Task to complete: The answer is the exact text of every line from the one that contains "What's the underlying" to the final line of the entries below, with pictures left out.

Working data:
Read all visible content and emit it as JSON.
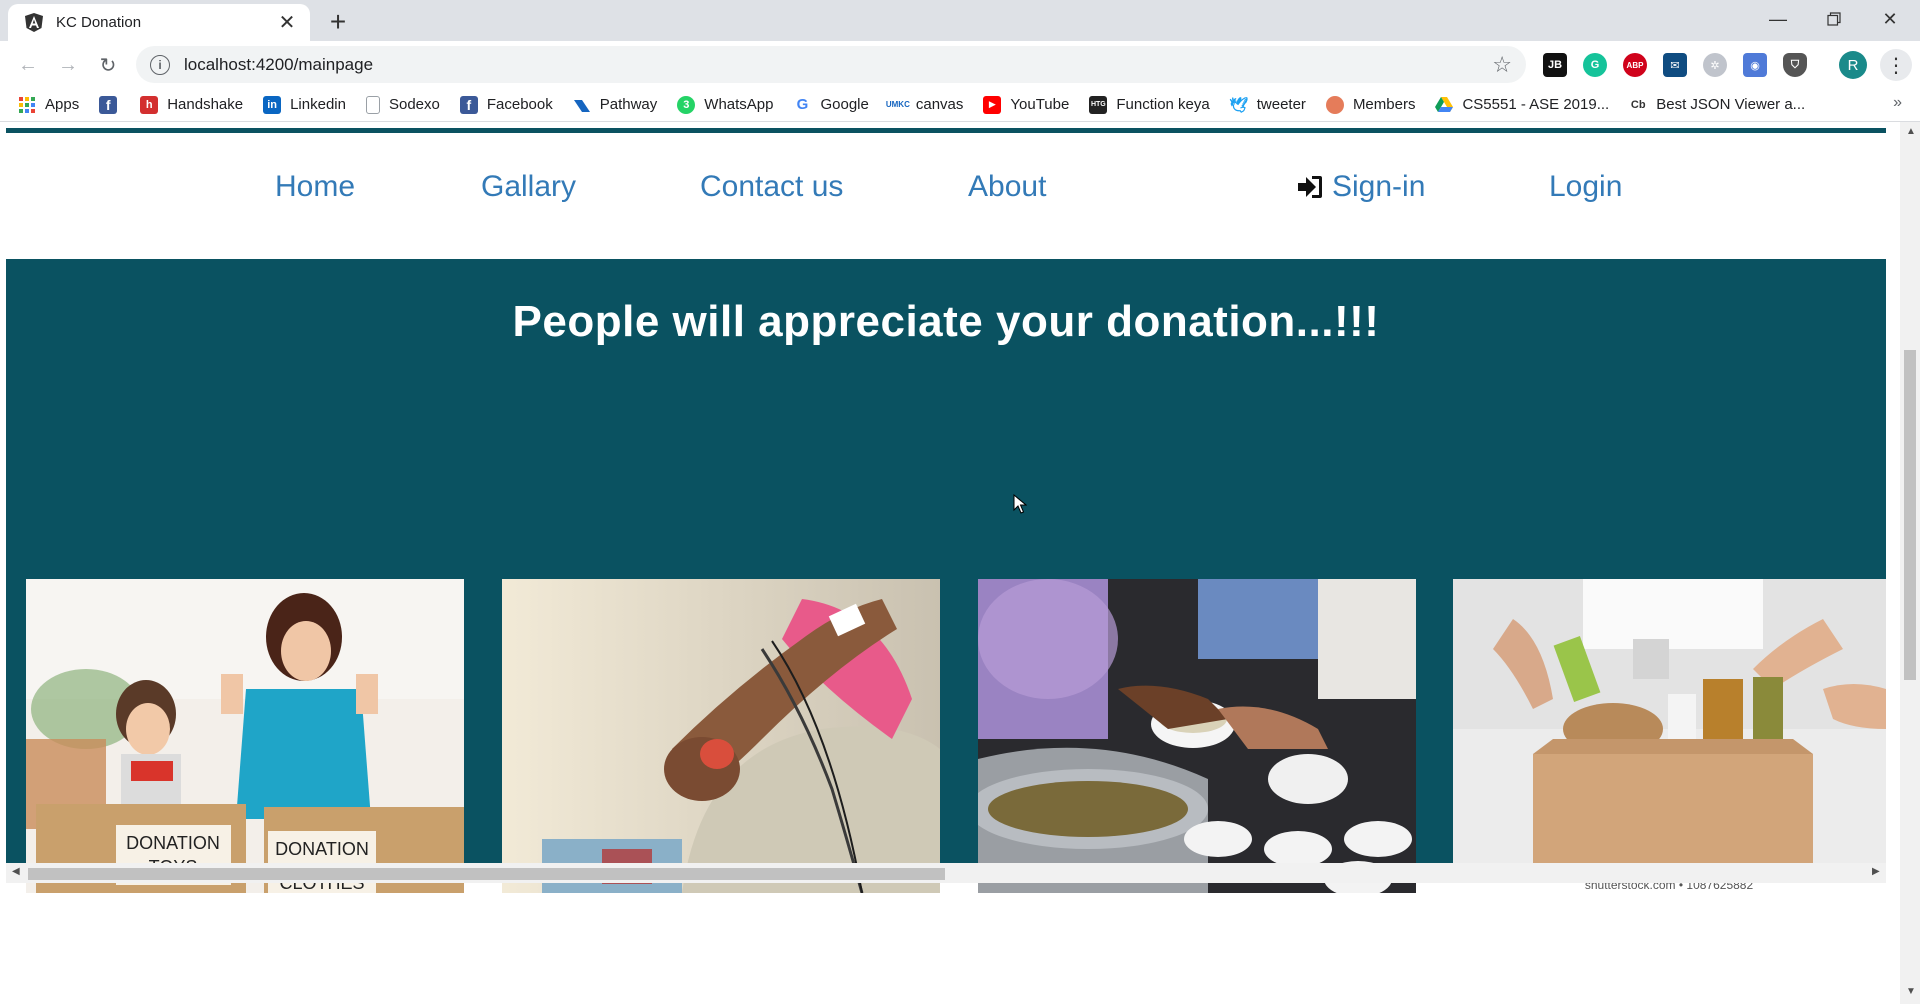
{
  "browser": {
    "tab_title": "KC Donation",
    "url": "localhost:4200/mainpage",
    "profile_initial": "R",
    "bookmarks": [
      {
        "label": "Apps",
        "icon": "apps-grid-icon",
        "color": "#e8453c"
      },
      {
        "label": "",
        "icon": "facebook-icon",
        "color": "#3b5998"
      },
      {
        "label": "Handshake",
        "icon": "handshake-icon",
        "color": "#d32f2f"
      },
      {
        "label": "Linkedin",
        "icon": "linkedin-icon",
        "color": "#0a66c2"
      },
      {
        "label": "Sodexo",
        "icon": "document-icon",
        "color": "#9aa0a6"
      },
      {
        "label": "Facebook",
        "icon": "facebook-icon",
        "color": "#3b5998"
      },
      {
        "label": "Pathway",
        "icon": "pathway-icon",
        "color": "#1565c0"
      },
      {
        "label": "WhatsApp",
        "icon": "whatsapp-icon",
        "color": "#25d366"
      },
      {
        "label": "Google",
        "icon": "google-icon",
        "color": "#ffffff"
      },
      {
        "label": "canvas",
        "icon": "umkc-icon",
        "color": "#1565c0"
      },
      {
        "label": "YouTube",
        "icon": "youtube-icon",
        "color": "#ff0000"
      },
      {
        "label": "Function keya",
        "icon": "htg-icon",
        "color": "#222222"
      },
      {
        "label": "tweeter",
        "icon": "twitter-icon",
        "color": "#1da1f2"
      },
      {
        "label": "Members",
        "icon": "members-icon",
        "color": "#e57c5a"
      },
      {
        "label": "CS5551 - ASE 2019...",
        "icon": "google-drive-icon",
        "color": "#f4b400"
      },
      {
        "label": "Best JSON Viewer a...",
        "icon": "cb-icon",
        "color": "#333333"
      }
    ]
  },
  "site": {
    "nav": {
      "home": "Home",
      "gallery": "Gallary",
      "contact": "Contact us",
      "about": "About",
      "signin": "Sign-in",
      "login": "Login"
    },
    "banner_title": "People will appreciate your donation...!!!",
    "photos": [
      {
        "name": "donation-toys-clothes-photo",
        "box_left": "DONATION",
        "box_left_2": "TOYS",
        "box_right": "DONATION",
        "box_right_2": "CLOTHES"
      },
      {
        "name": "blood-donation-photo"
      },
      {
        "name": "food-serving-photo"
      },
      {
        "name": "food-box-donation-photo",
        "watermark": "shutterstock.com • 1087625882"
      }
    ]
  },
  "colors": {
    "banner_bg": "#0a5261",
    "nav_link": "#337ab7"
  }
}
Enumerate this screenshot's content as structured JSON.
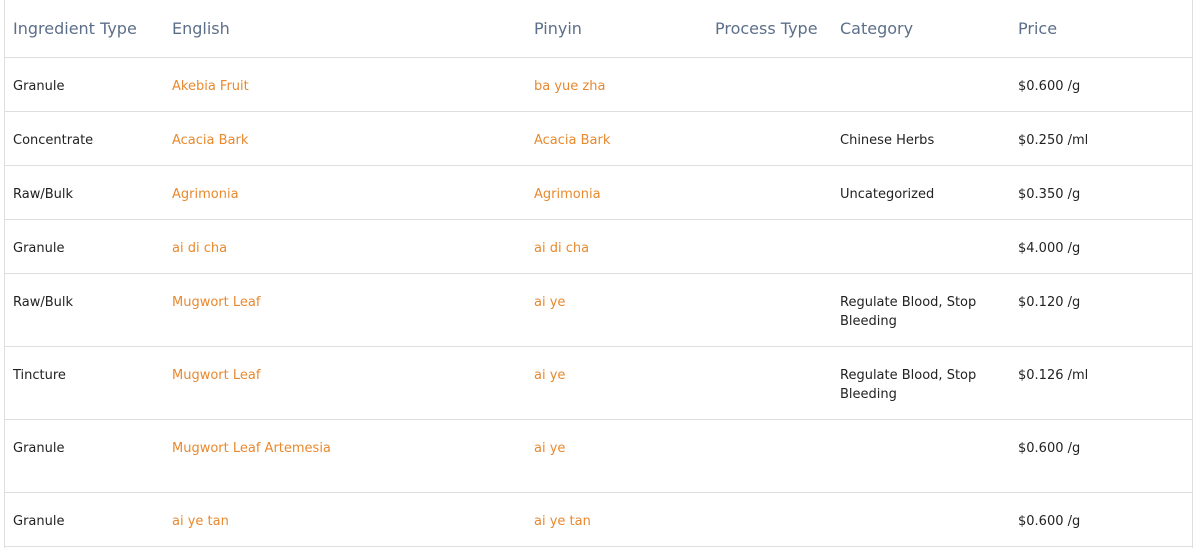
{
  "headers": {
    "ingredient_type": "Ingredient Type",
    "english": "English",
    "pinyin": "Pinyin",
    "process_type": "Process Type",
    "category": "Category",
    "price": "Price"
  },
  "rows": [
    {
      "type": "Granule",
      "english": "Akebia Fruit",
      "pinyin": "ba yue zha",
      "process": "",
      "category": "",
      "price": "$0.600 /g"
    },
    {
      "type": "Concentrate",
      "english": "Acacia Bark",
      "pinyin": "Acacia Bark",
      "process": "",
      "category": "Chinese Herbs",
      "price": "$0.250 /ml"
    },
    {
      "type": "Raw/Bulk",
      "english": "Agrimonia",
      "pinyin": "Agrimonia",
      "process": "",
      "category": "Uncategorized",
      "price": "$0.350 /g"
    },
    {
      "type": "Granule",
      "english": "ai di cha",
      "pinyin": "ai di cha",
      "process": "",
      "category": "",
      "price": "$4.000 /g"
    },
    {
      "type": "Raw/Bulk",
      "english": "Mugwort Leaf",
      "pinyin": "ai ye",
      "process": "",
      "category": "Regulate Blood, Stop Bleeding",
      "price": "$0.120 /g"
    },
    {
      "type": "Tincture",
      "english": "Mugwort Leaf",
      "pinyin": "ai ye",
      "process": "",
      "category": "Regulate Blood, Stop Bleeding",
      "price": "$0.126 /ml"
    },
    {
      "type": "Granule",
      "english": "Mugwort Leaf Artemesia",
      "pinyin": "ai ye",
      "process": "",
      "category": "",
      "price": "$0.600 /g"
    },
    {
      "type": "Granule",
      "english": "ai ye tan",
      "pinyin": "ai ye tan",
      "process": "",
      "category": "",
      "price": "$0.600 /g"
    }
  ]
}
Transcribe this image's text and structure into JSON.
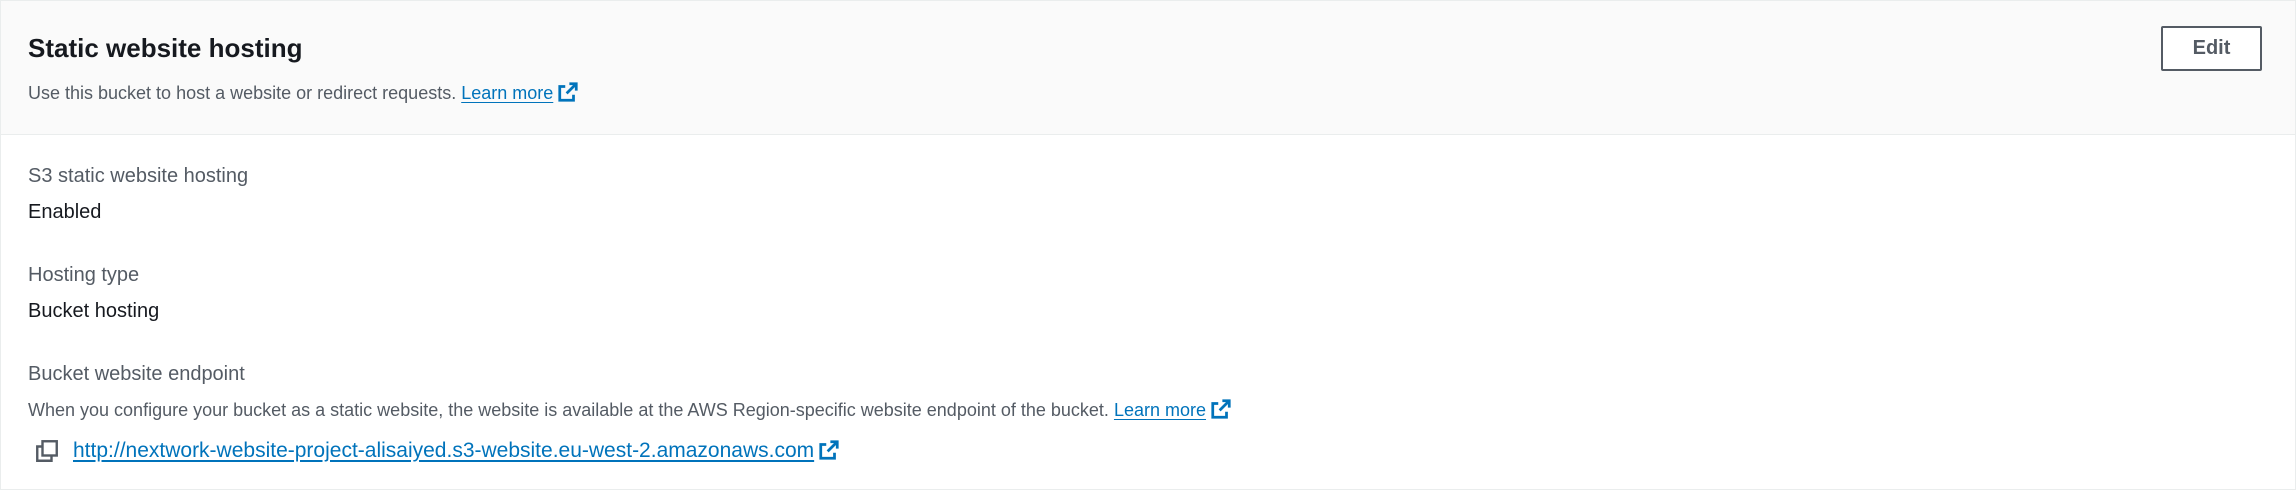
{
  "header": {
    "title": "Static website hosting",
    "description": "Use this bucket to host a website or redirect requests.",
    "learn_more": "Learn more",
    "edit_label": "Edit"
  },
  "fields": {
    "hosting_label": "S3 static website hosting",
    "hosting_value": "Enabled",
    "type_label": "Hosting type",
    "type_value": "Bucket hosting",
    "endpoint_label": "Bucket website endpoint",
    "endpoint_description": "When you configure your bucket as a static website, the website is available at the AWS Region-specific website endpoint of the bucket.",
    "endpoint_learn_more": "Learn more",
    "endpoint_url": "http://nextwork-website-project-alisaiyed.s3-website.eu-west-2.amazonaws.com"
  },
  "icons": {
    "external": "external-link-icon",
    "copy": "copy-icon"
  },
  "colors": {
    "link": "#0073bb",
    "header_bg": "#fafafa",
    "text": "#16191f",
    "secondary_text": "#545b64"
  }
}
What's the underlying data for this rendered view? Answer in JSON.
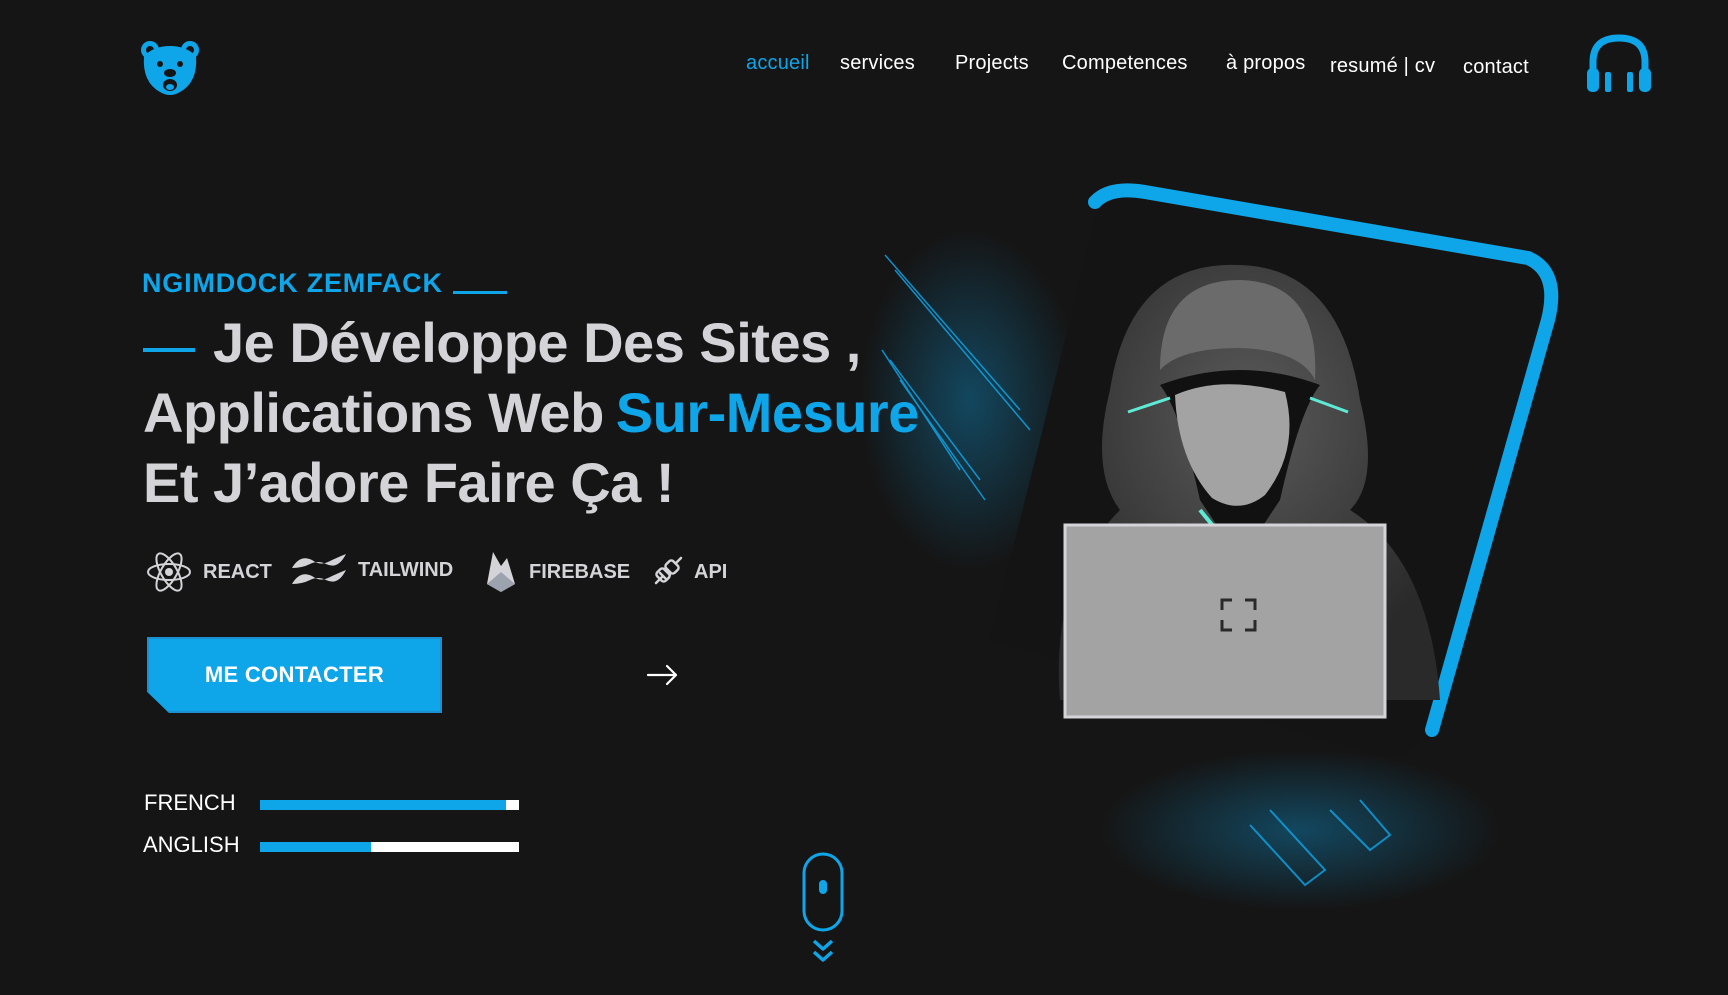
{
  "brand": {
    "logo_icon": "bear-face-icon",
    "accent_color": "#0ea5e9",
    "background_color": "#151515"
  },
  "nav": {
    "items": [
      {
        "label": "accueil",
        "active": true
      },
      {
        "label": "services",
        "active": false
      },
      {
        "label": "Projects",
        "active": false
      },
      {
        "label": "Competences",
        "active": false
      },
      {
        "label": "à propos",
        "active": false
      },
      {
        "label": "resumé | cv",
        "active": false
      },
      {
        "label": "contact",
        "active": false
      }
    ],
    "audio_icon": "headphones-icon"
  },
  "hero": {
    "eyebrow": "NGIMDOCK ZEMFACK",
    "headline_line1": "Je Développe Des Sites ,",
    "headline_line2": "Applications Web",
    "headline_accent": "Sur-Mesure",
    "headline_line3": "Et J’adore Faire Ça !",
    "tech_stack": [
      {
        "label": "REACT",
        "icon": "react-atom-icon"
      },
      {
        "label": "TAILWIND",
        "icon": "tailwind-wave-icon"
      },
      {
        "label": "FIREBASE",
        "icon": "firebase-flame-icon"
      },
      {
        "label": "API",
        "icon": "plug-link-icon"
      }
    ],
    "cta_label": "ME CONTACTER",
    "cta_arrow_icon": "arrow-right-icon"
  },
  "languages": [
    {
      "label": "FRENCH",
      "level": 0.95
    },
    {
      "label": "ANGLISH",
      "level": 0.43
    }
  ],
  "scroll_indicator": {
    "icon": "mouse-scroll-icon",
    "chevron_icon": "double-chevron-down-icon"
  },
  "illustration": {
    "subject": "hooded-hacker-with-laptop",
    "frame_color": "#0ea5e9"
  }
}
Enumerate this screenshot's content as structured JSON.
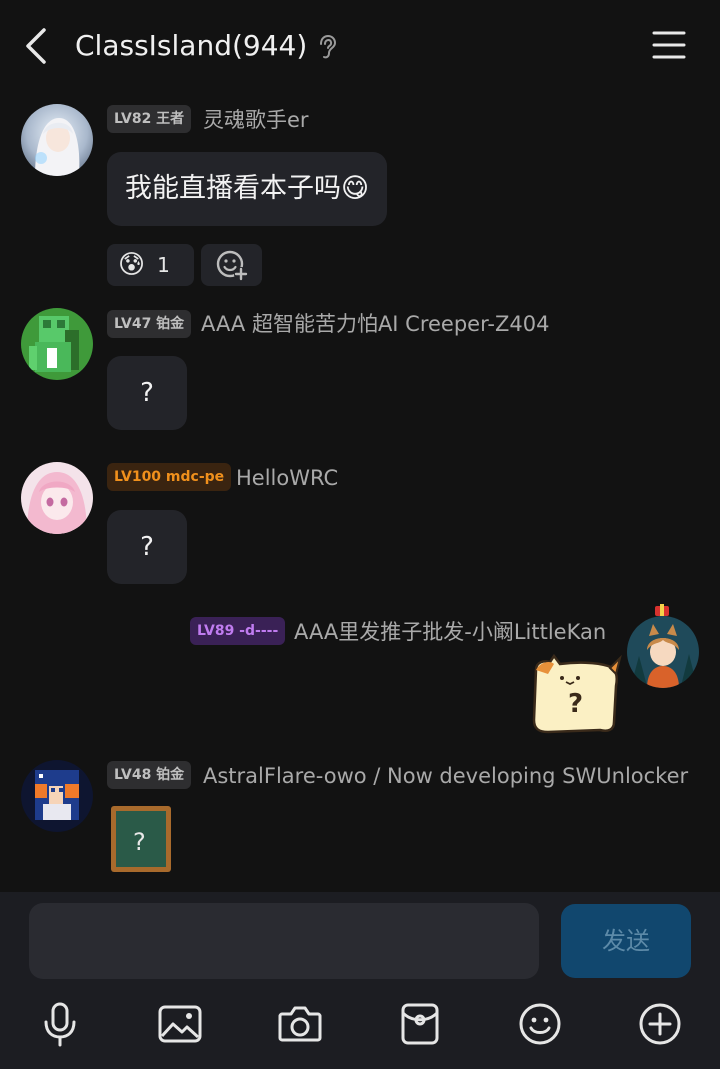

Written answer:
What's the underlying data for this rendered view? Answer in JSON.
{
  "brand": {
    "logo_icon": "bear-face-icon",
    "accent_color": "#0ea5e9",
    "background_color": "#151515"
  },
  "nav": {
    "items": [
      {
        "label": "accueil",
        "active": true
      },
      {
        "label": "services",
        "active": false
      },
      {
        "label": "Projects",
        "active": false
      },
      {
        "label": "Competences",
        "active": false
      },
      {
        "label": "à propos",
        "active": false
      },
      {
        "label": "resumé | cv",
        "active": false
      },
      {
        "label": "contact",
        "active": false
      }
    ],
    "audio_icon": "headphones-icon"
  },
  "hero": {
    "eyebrow": "NGIMDOCK ZEMFACK",
    "headline_line1": "Je Développe Des Sites ,",
    "headline_line2": "Applications Web",
    "headline_accent": "Sur-Mesure",
    "headline_line3": "Et J’adore Faire Ça !",
    "tech_stack": [
      {
        "label": "REACT",
        "icon": "react-atom-icon"
      },
      {
        "label": "TAILWIND",
        "icon": "tailwind-wave-icon"
      },
      {
        "label": "FIREBASE",
        "icon": "firebase-flame-icon"
      },
      {
        "label": "API",
        "icon": "plug-link-icon"
      }
    ],
    "cta_label": "ME CONTACTER",
    "cta_arrow_icon": "arrow-right-icon"
  },
  "languages": [
    {
      "label": "FRENCH",
      "level": 0.95
    },
    {
      "label": "ANGLISH",
      "level": 0.43
    }
  ],
  "scroll_indicator": {
    "icon": "mouse-scroll-icon",
    "chevron_icon": "double-chevron-down-icon"
  },
  "illustration": {
    "subject": "hooded-hacker-with-laptop",
    "frame_color": "#0ea5e9"
  }
}
Enumerate this screenshot's content as structured JSON.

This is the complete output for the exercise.